TRY IT » Please copy all of the entries exactly, but drop every picture.

PROVIDED ENTRIES »
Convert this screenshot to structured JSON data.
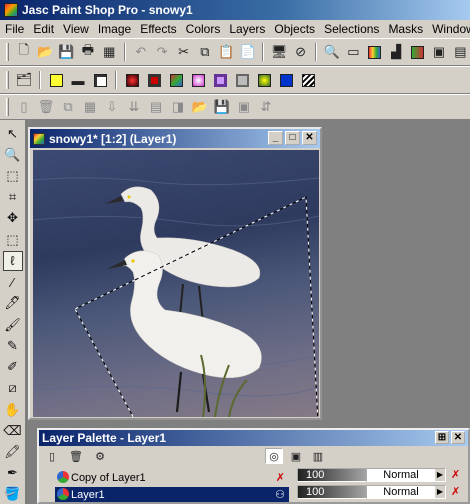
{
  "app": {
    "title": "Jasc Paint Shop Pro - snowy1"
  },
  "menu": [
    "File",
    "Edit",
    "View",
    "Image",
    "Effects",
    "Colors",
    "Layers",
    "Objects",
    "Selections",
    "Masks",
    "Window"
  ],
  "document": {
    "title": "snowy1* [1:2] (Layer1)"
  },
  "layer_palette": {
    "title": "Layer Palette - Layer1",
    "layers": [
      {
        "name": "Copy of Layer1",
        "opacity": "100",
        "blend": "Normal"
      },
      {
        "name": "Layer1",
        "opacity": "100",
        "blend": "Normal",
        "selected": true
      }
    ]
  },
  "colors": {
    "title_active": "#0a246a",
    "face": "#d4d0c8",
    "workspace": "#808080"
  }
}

RESULT OF THE TASK »
Convert this screenshot to structured JSON data.
{
  "app": {
    "title": "Jasc Paint Shop Pro - snowy1"
  },
  "menu": [
    "File",
    "Edit",
    "View",
    "Image",
    "Effects",
    "Colors",
    "Layers",
    "Objects",
    "Selections",
    "Masks",
    "Window"
  ],
  "document": {
    "title": "snowy1* [1:2] (Layer1)"
  },
  "layer_palette": {
    "title": "Layer Palette - Layer1",
    "layers": [
      {
        "name": "Copy of Layer1",
        "opacity": "100",
        "blend": "Normal"
      },
      {
        "name": "Layer1",
        "opacity": "100",
        "blend": "Normal",
        "selected": true
      }
    ]
  },
  "colors": {
    "title_active": "#0a246a",
    "face": "#d4d0c8",
    "workspace": "#808080"
  }
}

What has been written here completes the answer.